(Extracted records)
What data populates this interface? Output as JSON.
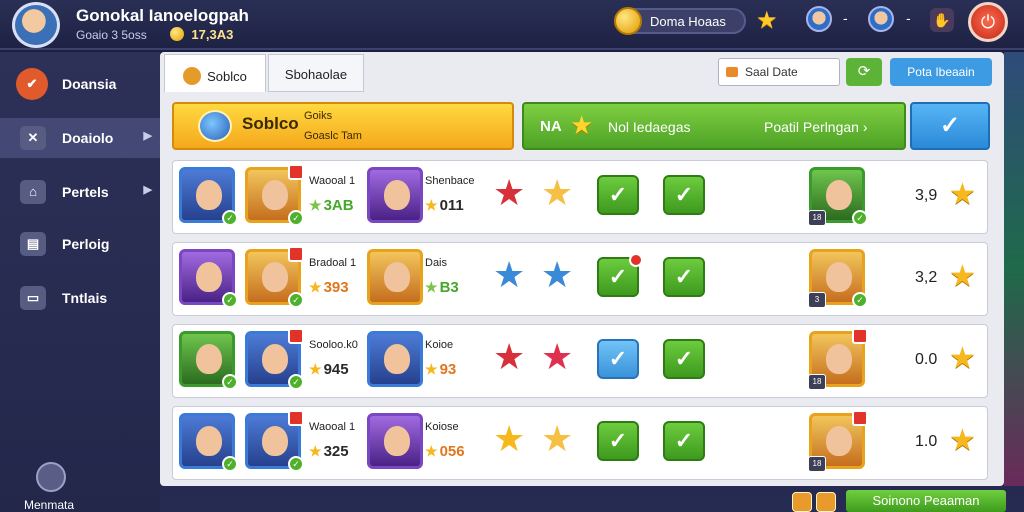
{
  "header": {
    "title": "Gonokal Ianoelogpah",
    "subtitle": "Goaio 3 5oss",
    "coins": "17,3A3",
    "currency_text": "Doma Hoaas",
    "separators": [
      "-",
      "-"
    ],
    "bell_glyph": "✋",
    "power_glyph": "⏻"
  },
  "sidebar": {
    "items": [
      {
        "label": "Doansia",
        "icon": "badge-icon"
      },
      {
        "label": "Doaiolo",
        "icon": "swords-icon",
        "active": true,
        "arrow": "▶"
      },
      {
        "label": "Pertels",
        "icon": "house-icon",
        "arrow": "▶"
      },
      {
        "label": "Perloig",
        "icon": "chart-icon"
      },
      {
        "label": "Tntlais",
        "icon": "monitor-icon"
      }
    ],
    "footer_label": "Menmata"
  },
  "tabs": [
    {
      "label": "Soblco",
      "active": true
    },
    {
      "label": "Sbohaolae"
    }
  ],
  "toolbar": {
    "date_placeholder": "Saal Date",
    "refresh_glyph": "⟳",
    "primary_label": "Pota Ibeaain"
  },
  "banners": {
    "yellow": {
      "title": "Soblco",
      "sub_a": "Goiks",
      "sub_b": "Goaslc Tam"
    },
    "green": {
      "prefix": "NA",
      "middle": "Nol Iedaegas",
      "right": "Poatil Perlngan",
      "arrow": "›"
    },
    "check_glyph": "✓"
  },
  "rows": [
    {
      "hero1": "blue",
      "hero2": "gold",
      "name1": "Waooal 1",
      "score1": "3AB",
      "score1_color": "green",
      "hero3": "purple",
      "name2": "Shenbace",
      "score2": "011",
      "star1": "#d8303a",
      "star2": "#f5c043",
      "toggle": "green",
      "toggle_dot": false,
      "portrait": "green",
      "rating": "3,9"
    },
    {
      "hero1": "purple",
      "hero2": "gold",
      "name1": "Bradoal 1",
      "score1": "393",
      "score1_color": "orange",
      "hero3": "gold",
      "name2": "Dais",
      "score2": "B3",
      "score2_color": "green",
      "star1": "#3a8ad8",
      "star2": "#3a8ad8",
      "toggle": "green",
      "toggle_dot": true,
      "portrait": "gold",
      "rating": "3,2"
    },
    {
      "hero1": "green",
      "hero2": "blue",
      "name1": "Sooloo.k0",
      "score1": "945",
      "hero3": "blue",
      "name2": "Koioe",
      "score2": "93",
      "score2_color": "orange",
      "star1": "#d8303a",
      "star2": "#e0304f",
      "toggle": "blue",
      "toggle_dot": false,
      "portrait": "gold",
      "rating": "0.0"
    },
    {
      "hero1": "blue",
      "hero2": "blue",
      "name1": "Waooal 1",
      "score1": "325",
      "hero3": "purple",
      "name2": "Koiose",
      "score2": "056",
      "score2_color": "orange",
      "star1": "#f5b81d",
      "star2": "#f5c043",
      "toggle": "green",
      "toggle_dot": false,
      "portrait": "gold",
      "rating": "1.0"
    }
  ],
  "footer": {
    "button_label": "Soinono Peaaman"
  },
  "colors": {
    "accent_green": "#4ea226",
    "accent_yellow": "#f5a81c",
    "accent_blue": "#2b8ad8",
    "star_gold": "#f7b81d"
  }
}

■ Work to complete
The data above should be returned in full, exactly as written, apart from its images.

■ Reply
What data populates this interface? Output as JSON.
{
  "header": {
    "title": "Gonokal Ianoelogpah",
    "subtitle": "Goaio 3 5oss",
    "coins": "17,3A3",
    "currency_text": "Doma Hoaas",
    "separators": [
      "-",
      "-"
    ],
    "bell_glyph": "✋",
    "power_glyph": "⏻"
  },
  "sidebar": {
    "items": [
      {
        "label": "Doansia",
        "icon": "badge-icon"
      },
      {
        "label": "Doaiolo",
        "icon": "swords-icon",
        "active": true,
        "arrow": "▶"
      },
      {
        "label": "Pertels",
        "icon": "house-icon",
        "arrow": "▶"
      },
      {
        "label": "Perloig",
        "icon": "chart-icon"
      },
      {
        "label": "Tntlais",
        "icon": "monitor-icon"
      }
    ],
    "footer_label": "Menmata"
  },
  "tabs": [
    {
      "label": "Soblco",
      "active": true
    },
    {
      "label": "Sbohaolae"
    }
  ],
  "toolbar": {
    "date_placeholder": "Saal Date",
    "refresh_glyph": "⟳",
    "primary_label": "Pota Ibeaain"
  },
  "banners": {
    "yellow": {
      "title": "Soblco",
      "sub_a": "Goiks",
      "sub_b": "Goaslc Tam"
    },
    "green": {
      "prefix": "NA",
      "middle": "Nol Iedaegas",
      "right": "Poatil Perlngan",
      "arrow": "›"
    },
    "check_glyph": "✓"
  },
  "rows": [
    {
      "hero1": "blue",
      "hero2": "gold",
      "name1": "Waooal 1",
      "score1": "3AB",
      "score1_color": "green",
      "hero3": "purple",
      "name2": "Shenbace",
      "score2": "011",
      "star1": "#d8303a",
      "star2": "#f5c043",
      "toggle": "green",
      "toggle_dot": false,
      "portrait": "green",
      "rating": "3,9"
    },
    {
      "hero1": "purple",
      "hero2": "gold",
      "name1": "Bradoal 1",
      "score1": "393",
      "score1_color": "orange",
      "hero3": "gold",
      "name2": "Dais",
      "score2": "B3",
      "score2_color": "green",
      "star1": "#3a8ad8",
      "star2": "#3a8ad8",
      "toggle": "green",
      "toggle_dot": true,
      "portrait": "gold",
      "rating": "3,2"
    },
    {
      "hero1": "green",
      "hero2": "blue",
      "name1": "Sooloo.k0",
      "score1": "945",
      "hero3": "blue",
      "name2": "Koioe",
      "score2": "93",
      "score2_color": "orange",
      "star1": "#d8303a",
      "star2": "#e0304f",
      "toggle": "blue",
      "toggle_dot": false,
      "portrait": "gold",
      "rating": "0.0"
    },
    {
      "hero1": "blue",
      "hero2": "blue",
      "name1": "Waooal 1",
      "score1": "325",
      "hero3": "purple",
      "name2": "Koiose",
      "score2": "056",
      "score2_color": "orange",
      "star1": "#f5b81d",
      "star2": "#f5c043",
      "toggle": "green",
      "toggle_dot": false,
      "portrait": "gold",
      "rating": "1.0"
    }
  ],
  "footer": {
    "button_label": "Soinono Peaaman"
  },
  "colors": {
    "accent_green": "#4ea226",
    "accent_yellow": "#f5a81c",
    "accent_blue": "#2b8ad8",
    "star_gold": "#f7b81d"
  }
}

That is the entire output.